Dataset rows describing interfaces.
==*==

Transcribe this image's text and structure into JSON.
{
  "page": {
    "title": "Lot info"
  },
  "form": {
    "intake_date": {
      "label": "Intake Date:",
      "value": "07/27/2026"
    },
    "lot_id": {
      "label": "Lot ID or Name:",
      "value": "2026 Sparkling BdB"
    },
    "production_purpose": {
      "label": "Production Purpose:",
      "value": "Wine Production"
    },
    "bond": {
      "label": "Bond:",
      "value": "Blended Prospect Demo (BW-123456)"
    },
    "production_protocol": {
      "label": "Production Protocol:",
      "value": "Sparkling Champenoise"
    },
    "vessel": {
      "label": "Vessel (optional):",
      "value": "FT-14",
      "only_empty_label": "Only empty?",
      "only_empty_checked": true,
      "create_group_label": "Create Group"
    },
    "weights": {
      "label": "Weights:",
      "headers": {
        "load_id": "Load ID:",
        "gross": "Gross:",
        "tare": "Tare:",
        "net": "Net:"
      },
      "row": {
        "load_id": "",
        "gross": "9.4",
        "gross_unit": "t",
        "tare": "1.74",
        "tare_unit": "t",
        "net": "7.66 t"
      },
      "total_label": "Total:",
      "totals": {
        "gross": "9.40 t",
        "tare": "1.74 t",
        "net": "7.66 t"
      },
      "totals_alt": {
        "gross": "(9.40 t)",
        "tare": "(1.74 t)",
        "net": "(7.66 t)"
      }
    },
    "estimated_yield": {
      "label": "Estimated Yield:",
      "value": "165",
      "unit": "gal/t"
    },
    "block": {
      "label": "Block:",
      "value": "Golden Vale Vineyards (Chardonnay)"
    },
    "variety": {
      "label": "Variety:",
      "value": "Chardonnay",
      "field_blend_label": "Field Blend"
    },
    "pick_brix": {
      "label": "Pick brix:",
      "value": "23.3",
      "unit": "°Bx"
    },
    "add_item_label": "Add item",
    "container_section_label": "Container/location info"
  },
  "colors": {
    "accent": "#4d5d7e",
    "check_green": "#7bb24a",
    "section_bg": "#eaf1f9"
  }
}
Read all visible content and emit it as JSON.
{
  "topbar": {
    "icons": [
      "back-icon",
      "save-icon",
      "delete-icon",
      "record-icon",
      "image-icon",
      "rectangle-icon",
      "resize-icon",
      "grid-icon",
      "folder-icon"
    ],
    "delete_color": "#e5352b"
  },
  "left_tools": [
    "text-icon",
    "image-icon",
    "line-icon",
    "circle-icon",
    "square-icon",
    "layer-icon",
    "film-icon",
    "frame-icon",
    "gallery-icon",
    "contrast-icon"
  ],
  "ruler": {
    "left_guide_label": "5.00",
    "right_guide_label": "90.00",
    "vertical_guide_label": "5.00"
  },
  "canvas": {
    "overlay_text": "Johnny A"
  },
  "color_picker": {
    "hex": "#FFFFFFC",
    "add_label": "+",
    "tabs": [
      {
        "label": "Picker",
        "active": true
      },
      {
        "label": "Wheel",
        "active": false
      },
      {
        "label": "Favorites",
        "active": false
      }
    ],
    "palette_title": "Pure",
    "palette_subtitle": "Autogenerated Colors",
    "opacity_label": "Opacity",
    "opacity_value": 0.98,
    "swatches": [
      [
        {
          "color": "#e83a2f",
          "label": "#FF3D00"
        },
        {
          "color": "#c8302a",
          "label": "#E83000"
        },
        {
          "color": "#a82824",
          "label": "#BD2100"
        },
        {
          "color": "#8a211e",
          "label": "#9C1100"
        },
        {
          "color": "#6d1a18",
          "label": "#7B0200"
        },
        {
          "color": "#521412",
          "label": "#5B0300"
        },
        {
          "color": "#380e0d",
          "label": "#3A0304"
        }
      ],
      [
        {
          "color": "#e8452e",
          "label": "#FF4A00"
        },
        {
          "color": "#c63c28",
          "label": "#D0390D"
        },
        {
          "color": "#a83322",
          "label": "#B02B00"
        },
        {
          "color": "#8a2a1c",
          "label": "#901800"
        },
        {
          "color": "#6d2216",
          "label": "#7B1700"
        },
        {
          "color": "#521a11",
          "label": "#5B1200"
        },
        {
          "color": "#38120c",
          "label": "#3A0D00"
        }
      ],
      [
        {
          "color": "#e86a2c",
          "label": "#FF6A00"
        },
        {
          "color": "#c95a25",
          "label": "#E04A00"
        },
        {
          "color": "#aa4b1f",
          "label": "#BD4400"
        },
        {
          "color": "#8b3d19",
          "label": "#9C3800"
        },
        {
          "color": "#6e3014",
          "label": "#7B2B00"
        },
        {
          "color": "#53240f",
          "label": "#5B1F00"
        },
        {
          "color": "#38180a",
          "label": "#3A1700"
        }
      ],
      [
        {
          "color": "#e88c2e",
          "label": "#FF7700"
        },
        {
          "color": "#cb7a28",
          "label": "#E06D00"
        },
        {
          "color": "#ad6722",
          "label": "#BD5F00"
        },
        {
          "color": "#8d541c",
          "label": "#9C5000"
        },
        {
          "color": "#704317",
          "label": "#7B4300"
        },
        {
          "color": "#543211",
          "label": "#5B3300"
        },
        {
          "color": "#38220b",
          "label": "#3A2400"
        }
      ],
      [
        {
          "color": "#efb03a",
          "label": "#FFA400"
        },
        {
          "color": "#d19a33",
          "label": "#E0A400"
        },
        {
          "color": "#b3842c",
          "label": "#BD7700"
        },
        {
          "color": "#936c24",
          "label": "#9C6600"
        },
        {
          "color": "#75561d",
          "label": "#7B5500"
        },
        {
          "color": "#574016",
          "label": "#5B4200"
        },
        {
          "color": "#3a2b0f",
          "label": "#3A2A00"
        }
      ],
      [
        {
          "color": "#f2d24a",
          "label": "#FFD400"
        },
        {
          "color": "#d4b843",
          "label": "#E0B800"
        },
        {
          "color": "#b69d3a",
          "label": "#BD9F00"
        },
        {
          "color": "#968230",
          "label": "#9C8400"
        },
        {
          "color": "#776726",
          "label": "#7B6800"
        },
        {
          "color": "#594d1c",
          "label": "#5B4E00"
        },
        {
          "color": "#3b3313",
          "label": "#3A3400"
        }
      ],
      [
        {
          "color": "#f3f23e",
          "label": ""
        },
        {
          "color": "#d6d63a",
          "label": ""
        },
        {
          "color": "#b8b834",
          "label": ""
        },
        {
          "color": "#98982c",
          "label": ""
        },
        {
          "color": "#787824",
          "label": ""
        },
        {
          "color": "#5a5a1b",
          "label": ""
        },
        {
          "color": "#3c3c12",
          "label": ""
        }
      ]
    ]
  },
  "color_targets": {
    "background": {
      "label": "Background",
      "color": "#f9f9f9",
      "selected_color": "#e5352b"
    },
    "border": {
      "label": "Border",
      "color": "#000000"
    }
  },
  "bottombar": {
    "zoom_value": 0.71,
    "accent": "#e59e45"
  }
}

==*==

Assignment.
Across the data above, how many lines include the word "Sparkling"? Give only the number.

Solution for this task.
2